## [INSTRUCTIONS FOR THE TASK]
Below is a listing; reproduce each line of it exactly.

## [INPUT DATA]

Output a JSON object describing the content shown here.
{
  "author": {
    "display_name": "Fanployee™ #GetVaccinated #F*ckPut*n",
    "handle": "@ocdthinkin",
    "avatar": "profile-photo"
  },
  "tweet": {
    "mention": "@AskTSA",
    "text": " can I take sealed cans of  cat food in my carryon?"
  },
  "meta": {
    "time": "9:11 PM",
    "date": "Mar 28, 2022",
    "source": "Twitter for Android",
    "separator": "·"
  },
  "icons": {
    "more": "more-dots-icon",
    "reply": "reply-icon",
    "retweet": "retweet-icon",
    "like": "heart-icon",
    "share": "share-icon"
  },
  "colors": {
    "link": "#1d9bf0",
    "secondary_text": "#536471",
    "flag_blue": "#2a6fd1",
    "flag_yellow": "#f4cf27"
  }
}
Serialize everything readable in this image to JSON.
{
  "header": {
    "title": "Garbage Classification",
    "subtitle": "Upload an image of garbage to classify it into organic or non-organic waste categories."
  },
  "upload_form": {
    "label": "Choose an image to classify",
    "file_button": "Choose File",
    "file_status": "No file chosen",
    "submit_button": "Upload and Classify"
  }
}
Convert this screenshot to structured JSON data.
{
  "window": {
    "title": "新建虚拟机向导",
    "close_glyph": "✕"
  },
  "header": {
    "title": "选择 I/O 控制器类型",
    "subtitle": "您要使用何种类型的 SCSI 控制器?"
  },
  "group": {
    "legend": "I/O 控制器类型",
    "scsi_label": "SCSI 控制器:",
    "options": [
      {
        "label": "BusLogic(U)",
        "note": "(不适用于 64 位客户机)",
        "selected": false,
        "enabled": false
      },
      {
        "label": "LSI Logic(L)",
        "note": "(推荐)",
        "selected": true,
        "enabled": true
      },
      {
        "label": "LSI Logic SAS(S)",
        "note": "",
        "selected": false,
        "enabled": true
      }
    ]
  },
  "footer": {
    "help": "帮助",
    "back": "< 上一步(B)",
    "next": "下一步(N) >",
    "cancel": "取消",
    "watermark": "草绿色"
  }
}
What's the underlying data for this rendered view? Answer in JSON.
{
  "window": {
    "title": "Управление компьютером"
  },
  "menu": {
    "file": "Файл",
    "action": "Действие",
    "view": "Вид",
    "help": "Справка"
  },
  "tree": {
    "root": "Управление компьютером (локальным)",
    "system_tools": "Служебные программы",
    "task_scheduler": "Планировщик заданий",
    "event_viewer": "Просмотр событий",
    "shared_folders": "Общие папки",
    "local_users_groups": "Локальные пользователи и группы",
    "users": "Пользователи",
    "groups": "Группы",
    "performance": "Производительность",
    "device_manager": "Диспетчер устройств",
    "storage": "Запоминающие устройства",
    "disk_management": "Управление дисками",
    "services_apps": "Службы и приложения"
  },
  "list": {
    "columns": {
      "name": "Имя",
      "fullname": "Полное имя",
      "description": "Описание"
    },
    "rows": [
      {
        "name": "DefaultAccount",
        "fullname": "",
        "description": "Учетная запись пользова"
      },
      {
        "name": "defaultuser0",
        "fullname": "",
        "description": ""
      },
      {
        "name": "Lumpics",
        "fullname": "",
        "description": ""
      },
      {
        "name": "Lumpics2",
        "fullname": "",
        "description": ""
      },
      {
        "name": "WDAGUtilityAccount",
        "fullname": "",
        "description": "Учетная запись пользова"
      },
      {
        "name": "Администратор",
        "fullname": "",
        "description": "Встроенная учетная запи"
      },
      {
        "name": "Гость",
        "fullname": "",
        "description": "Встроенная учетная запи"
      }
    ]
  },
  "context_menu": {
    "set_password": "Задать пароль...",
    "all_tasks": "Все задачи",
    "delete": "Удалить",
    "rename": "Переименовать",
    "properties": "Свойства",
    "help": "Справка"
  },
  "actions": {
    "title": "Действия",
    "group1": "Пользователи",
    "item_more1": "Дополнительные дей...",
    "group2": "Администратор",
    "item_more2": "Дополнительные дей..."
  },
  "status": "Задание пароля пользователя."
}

## [TASK ANSWER]
Output a JSON object describing the content shown here.
{
  "author": {
    "display_name": "Fanployee™ #GetVaccinated #F*ckPut*n",
    "handle": "@ocdthinkin",
    "avatar": "profile-photo"
  },
  "tweet": {
    "mention": "@AskTSA",
    "text": " can I take sealed cans of  cat food in my carryon?"
  },
  "meta": {
    "time": "9:11 PM",
    "date": "Mar 28, 2022",
    "source": "Twitter for Android",
    "separator": "·"
  },
  "icons": {
    "more": "more-dots-icon",
    "reply": "reply-icon",
    "retweet": "retweet-icon",
    "like": "heart-icon",
    "share": "share-icon"
  },
  "colors": {
    "link": "#1d9bf0",
    "secondary_text": "#536471",
    "flag_blue": "#2a6fd1",
    "flag_yellow": "#f4cf27"
  }
}
Serialize everything readable in this image to JSON.
{
  "header": {
    "title": "Garbage Classification",
    "subtitle": "Upload an image of garbage to classify it into organic or non-organic waste categories."
  },
  "upload_form": {
    "label": "Choose an image to classify",
    "file_button": "Choose File",
    "file_status": "No file chosen",
    "submit_button": "Upload and Classify"
  }
}
Convert this screenshot to structured JSON data.
{
  "window": {
    "title": "新建虚拟机向导",
    "close_glyph": "✕"
  },
  "header": {
    "title": "选择 I/O 控制器类型",
    "subtitle": "您要使用何种类型的 SCSI 控制器?"
  },
  "group": {
    "legend": "I/O 控制器类型",
    "scsi_label": "SCSI 控制器:",
    "options": [
      {
        "label": "BusLogic(U)",
        "note": "(不适用于 64 位客户机)",
        "selected": false,
        "enabled": false
      },
      {
        "label": "LSI Logic(L)",
        "note": "(推荐)",
        "selected": true,
        "enabled": true
      },
      {
        "label": "LSI Logic SAS(S)",
        "note": "",
        "selected": false,
        "enabled": true
      }
    ]
  },
  "footer": {
    "help": "帮助",
    "back": "< 上一步(B)",
    "next": "下一步(N) >",
    "cancel": "取消",
    "watermark": "草绿色"
  }
}
What's the underlying data for this rendered view? Answer in JSON.
{
  "window": {
    "title": "Управление компьютером"
  },
  "menu": {
    "file": "Файл",
    "action": "Действие",
    "view": "Вид",
    "help": "Справка"
  },
  "tree": {
    "root": "Управление компьютером (локальным)",
    "system_tools": "Служебные программы",
    "task_scheduler": "Планировщик заданий",
    "event_viewer": "Просмотр событий",
    "shared_folders": "Общие папки",
    "local_users_groups": "Локальные пользователи и группы",
    "users": "Пользователи",
    "groups": "Группы",
    "performance": "Производительность",
    "device_manager": "Диспетчер устройств",
    "storage": "Запоминающие устройства",
    "disk_management": "Управление дисками",
    "services_apps": "Службы и приложения"
  },
  "list": {
    "columns": {
      "name": "Имя",
      "fullname": "Полное имя",
      "description": "Описание"
    },
    "rows": [
      {
        "name": "DefaultAccount",
        "fullname": "",
        "description": "Учетная запись пользова"
      },
      {
        "name": "defaultuser0",
        "fullname": "",
        "description": ""
      },
      {
        "name": "Lumpics",
        "fullname": "",
        "description": ""
      },
      {
        "name": "Lumpics2",
        "fullname": "",
        "description": ""
      },
      {
        "name": "WDAGUtilityAccount",
        "fullname": "",
        "description": "Учетная запись пользова"
      },
      {
        "name": "Администратор",
        "fullname": "",
        "description": "Встроенная учетная запи"
      },
      {
        "name": "Гость",
        "fullname": "",
        "description": "Встроенная учетная запи"
      }
    ]
  },
  "context_menu": {
    "set_password": "Задать пароль...",
    "all_tasks": "Все задачи",
    "delete": "Удалить",
    "rename": "Переименовать",
    "properties": "Свойства",
    "help": "Справка"
  },
  "actions": {
    "title": "Действия",
    "group1": "Пользователи",
    "item_more1": "Дополнительные дей...",
    "group2": "Администратор",
    "item_more2": "Дополнительные дей..."
  },
  "status": "Задание пароля пользователя."
}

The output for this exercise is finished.